Instructions for the task
Word for word, restate the entries below and exclude every image.

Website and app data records
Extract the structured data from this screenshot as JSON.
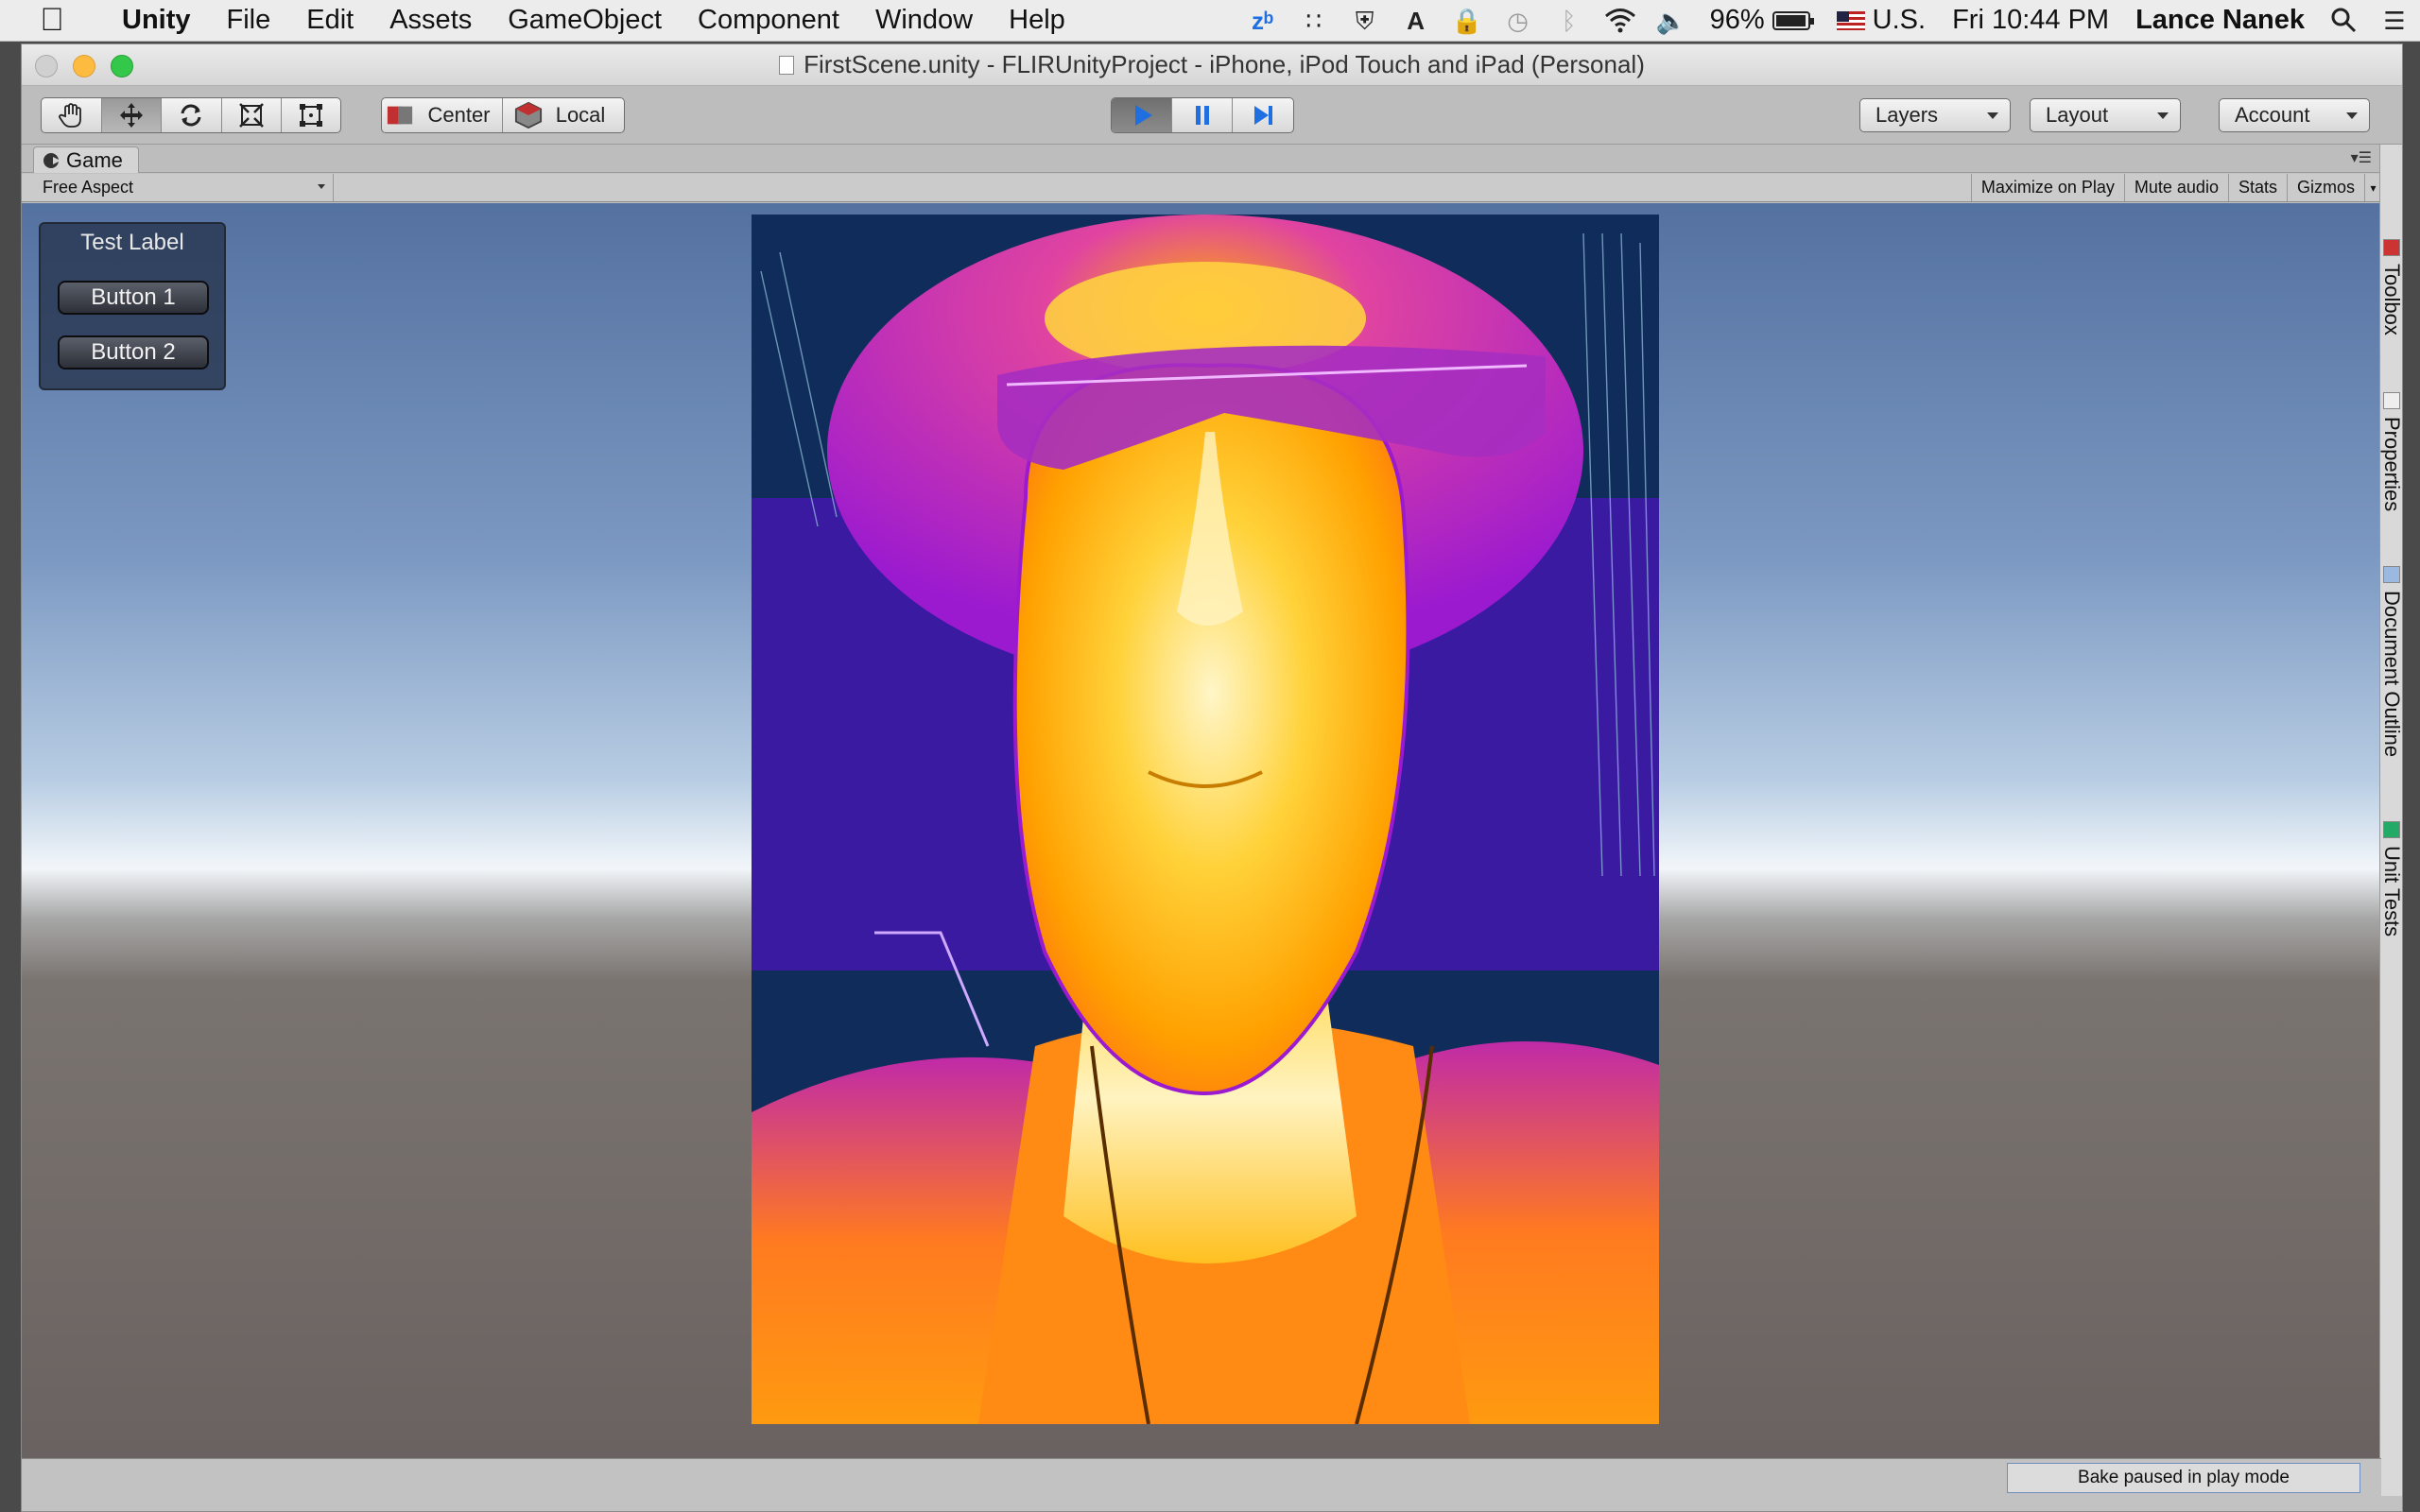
{
  "menubar": {
    "app_name": "Unity",
    "menus": [
      "File",
      "Edit",
      "Assets",
      "GameObject",
      "Component",
      "Window",
      "Help"
    ],
    "battery": "96%",
    "battery_level": 0.96,
    "input_source": "U.S.",
    "clock": "Fri 10:44 PM",
    "user": "Lance Nanek"
  },
  "window": {
    "title": "FirstScene.unity - FLIRUnityProject - iPhone, iPod Touch and iPad (Personal)"
  },
  "toolbar": {
    "pivot_mode": "Center",
    "pivot_rotation": "Local",
    "layers_label": "Layers",
    "layout_label": "Layout",
    "account_label": "Account"
  },
  "game_panel": {
    "tab_label": "Game",
    "aspect": "Free Aspect",
    "maximize_on_play": "Maximize on Play",
    "mute_audio": "Mute audio",
    "stats": "Stats",
    "gizmos": "Gizmos",
    "gui": {
      "label": "Test Label",
      "button_1": "Button 1",
      "button_2": "Button 2"
    }
  },
  "sidebar_tabs": [
    "Toolbox",
    "Properties",
    "Document Outline",
    "Unit Tests"
  ],
  "status": {
    "bake_message": "Bake paused in play mode"
  },
  "colors": {
    "play_accent": "#1f6fe0",
    "thermal_hot": "#fff4b8",
    "thermal_warm": "#ffb000",
    "thermal_mid": "#b81cc4",
    "thermal_cold": "#0f2a55"
  }
}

Written solution
Extract the structured data from this screenshot as JSON.
{
  "menubar": {
    "app_name": "Unity",
    "menus": [
      "File",
      "Edit",
      "Assets",
      "GameObject",
      "Component",
      "Window",
      "Help"
    ],
    "battery": "96%",
    "battery_level": 0.96,
    "input_source": "U.S.",
    "clock": "Fri 10:44 PM",
    "user": "Lance Nanek"
  },
  "window": {
    "title": "FirstScene.unity - FLIRUnityProject - iPhone, iPod Touch and iPad (Personal)"
  },
  "toolbar": {
    "pivot_mode": "Center",
    "pivot_rotation": "Local",
    "layers_label": "Layers",
    "layout_label": "Layout",
    "account_label": "Account"
  },
  "game_panel": {
    "tab_label": "Game",
    "aspect": "Free Aspect",
    "maximize_on_play": "Maximize on Play",
    "mute_audio": "Mute audio",
    "stats": "Stats",
    "gizmos": "Gizmos",
    "gui": {
      "label": "Test Label",
      "button_1": "Button 1",
      "button_2": "Button 2"
    }
  },
  "sidebar_tabs": [
    "Toolbox",
    "Properties",
    "Document Outline",
    "Unit Tests"
  ],
  "status": {
    "bake_message": "Bake paused in play mode"
  },
  "colors": {
    "play_accent": "#1f6fe0",
    "thermal_hot": "#fff4b8",
    "thermal_warm": "#ffb000",
    "thermal_mid": "#b81cc4",
    "thermal_cold": "#0f2a55"
  }
}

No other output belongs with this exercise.